To provide a safe, comfortable environment for women and children seeking shelter and connect them with resources to help change their lives.
History of Brooks House
Before his untimely death, Brooks Franklin, a reporter for the Lebanon Democrat, researched the homeless population in Wilson County and wrote several award winning articles on the subject. These feature stories made the community aware of the size and plight of the homeless population and especially the need for temporary shelter for women and children in our local area.
It became the mission of a diverse group to create a shelter in Wilson County to help this segment of our population.

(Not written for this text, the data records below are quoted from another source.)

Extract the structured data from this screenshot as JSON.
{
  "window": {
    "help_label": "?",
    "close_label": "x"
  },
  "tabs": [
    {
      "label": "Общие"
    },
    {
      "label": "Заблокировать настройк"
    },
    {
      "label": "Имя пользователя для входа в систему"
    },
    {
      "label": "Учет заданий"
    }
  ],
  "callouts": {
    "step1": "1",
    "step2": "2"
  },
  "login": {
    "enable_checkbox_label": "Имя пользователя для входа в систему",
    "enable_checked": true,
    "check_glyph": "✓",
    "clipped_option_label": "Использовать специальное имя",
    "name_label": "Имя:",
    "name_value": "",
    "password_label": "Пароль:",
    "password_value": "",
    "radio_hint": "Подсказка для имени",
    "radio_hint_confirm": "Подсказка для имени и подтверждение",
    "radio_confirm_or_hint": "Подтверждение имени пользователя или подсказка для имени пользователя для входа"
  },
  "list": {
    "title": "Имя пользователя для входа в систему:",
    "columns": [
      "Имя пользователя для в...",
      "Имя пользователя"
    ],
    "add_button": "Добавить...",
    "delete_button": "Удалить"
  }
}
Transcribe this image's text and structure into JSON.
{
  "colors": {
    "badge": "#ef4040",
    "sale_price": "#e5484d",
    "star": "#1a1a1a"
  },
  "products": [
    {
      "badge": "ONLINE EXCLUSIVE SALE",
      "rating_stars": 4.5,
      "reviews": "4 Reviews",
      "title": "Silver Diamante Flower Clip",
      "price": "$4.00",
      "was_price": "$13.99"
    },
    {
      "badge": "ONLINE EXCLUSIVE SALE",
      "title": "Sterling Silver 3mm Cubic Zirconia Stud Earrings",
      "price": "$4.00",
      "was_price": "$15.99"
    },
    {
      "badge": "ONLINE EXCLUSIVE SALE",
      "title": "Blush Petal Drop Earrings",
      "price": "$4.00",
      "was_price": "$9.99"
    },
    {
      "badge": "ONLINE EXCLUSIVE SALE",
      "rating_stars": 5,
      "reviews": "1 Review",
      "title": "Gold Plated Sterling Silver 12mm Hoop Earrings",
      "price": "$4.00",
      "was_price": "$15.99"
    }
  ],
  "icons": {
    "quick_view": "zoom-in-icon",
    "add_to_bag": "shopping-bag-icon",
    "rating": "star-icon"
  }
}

Out of this mission a new non-profit corporation, Community Homeless Outreach and Support Inc. was formed. Doing business as Brooks House, in honor of Brooks Franklin, this group purchased and renovated a property on Virginia Avenue.
In March of 2007, the Board of Directors named Liz Reese as the first Director of Brooks House. Liz’s knowledge of available resources in the community and her diverse work experience at Tenn Care, Tenant Healthcare, and Walmart made her the unanimous candidate for this position.
Liz has served on several community boards, including:
Board of Director of Habitat of Wilson County 2008-2013
Board of Directors for Lebanon Housing Authority 2008-Present
Board of Trustee University Medical Center 2014-Present
Member of Leadership Wilson Class of 2008
Liz has been acknowledged in our community with awards including:
- The Resilience Award from TN Workforce for her work with Hurricane Katrina victims
- 2008 Humanitarian Award for Wilson County Civic League
- Governor’s Volunteer Award for Wilson County
- Honored by the Red Cross for her work through Hurricane Katrina & Gusta
- Commended by the Wilson County Commissioner for her dedication to the community and citizens of Wilson County
With the compassion of Christ in her heart for others, Liz has been making a difference for women and children at Brooks House for many years. Liz Reese is fulfilling her dream of operating a homeless shelter. She has successfully provided housing and resources to women and children seeking a “hand up” not a “hand out.”